Whether these disasters strike without warning or you have several days to plan. . . finding out if friends, family, and co-workers are OK is a top priority.
Unfortunately, getting in touch isn’t always easy: Cell towers can be overwhelmed with the sudden increase in traffic and land lines can be jammed with the massive amount of calls flowing in and out of an affected area. In a natural disaster the cell towers could be damaged and out of commission.
The following are some tips for getting in touch. This is by no means a complete list. If you have additional tips, please share them in the comments.
- Don’t make a phone call. Leave the lines open for emergency personnel.
- Use Text. This is the method used by Teresa’s son. Text messages use less bandwidth and the smaller data packets can often get through much faster than voice. There are lots of stories of text working after Sandy when phone calls didn’t. Make sure you have the mobile phone numbers of friends, family, and staff in an easily accessible contact list.
- Use Smartphone Apps. Cellular networks and phone lines are generally limited to only one communication method whereas apps like GroupMe, Twitter, or Facebook allow you to leave messages in several different ways.
If you’re the person someone is trying to reach then:
- Find a hardwired data connection if at all possible. If you’re in an affected area, a cable Internet connection might be your best bet; because of the generally faster connection speeds they are able to handle larger surges of traffic, and have a decent track record of withstanding worst-case scenarios.
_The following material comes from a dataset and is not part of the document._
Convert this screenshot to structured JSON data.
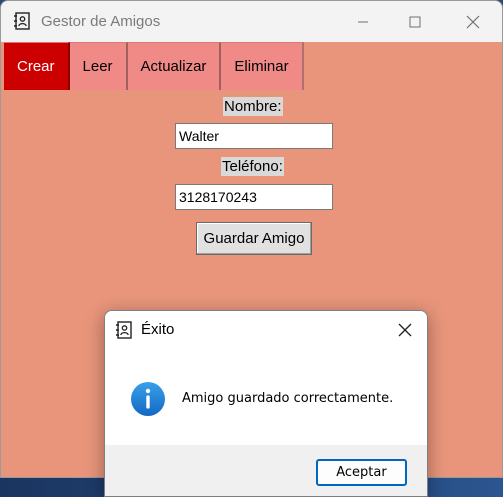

- Tell us you are OK! Use email and/or all of your social platforms. Update your Facebook status, tweet your condition and whereabouts. Whether you’re totally fine or in desperate need of help, let your on-line world know and let the Internet work for you. You’d be surprised how many people are worried.
- Update your voicemail message. If you can make only one call, make it to your voicemail. Change your outgoing message so when others try to call you and it goes straight to voicemail, they can get an update on your current status.
Make sure you have access to power. Any mobile device will be useless without power to recharge. Here are some tips on extending the battery life of your devices:
- Use a battery case for your smartphone.
- Turn off unnecessary connections. If you can’t make phone calls then put your phone on airplane mode to turn off cellular, Wi-Fi, and Bluetooth connections. This will help conserve extra battery power.
- Also, be sure to keep your emergency contact list up to date.
If something does happen and a loved one is injured or killed, authorities, your employer, or organization officials should be able to get in touch with a trusted friend or family member of yours.
Lastly, I have often recommended keeping your business card or contact info tucked between your phone and the case to help a good Samaritan in returning your phone even if the phone is dead or has password protection. During an emergency, this can allow others to identify you or locate your emergency contact if you are injured or killed and other identification (wallet, drivers license, etc) is unavailable.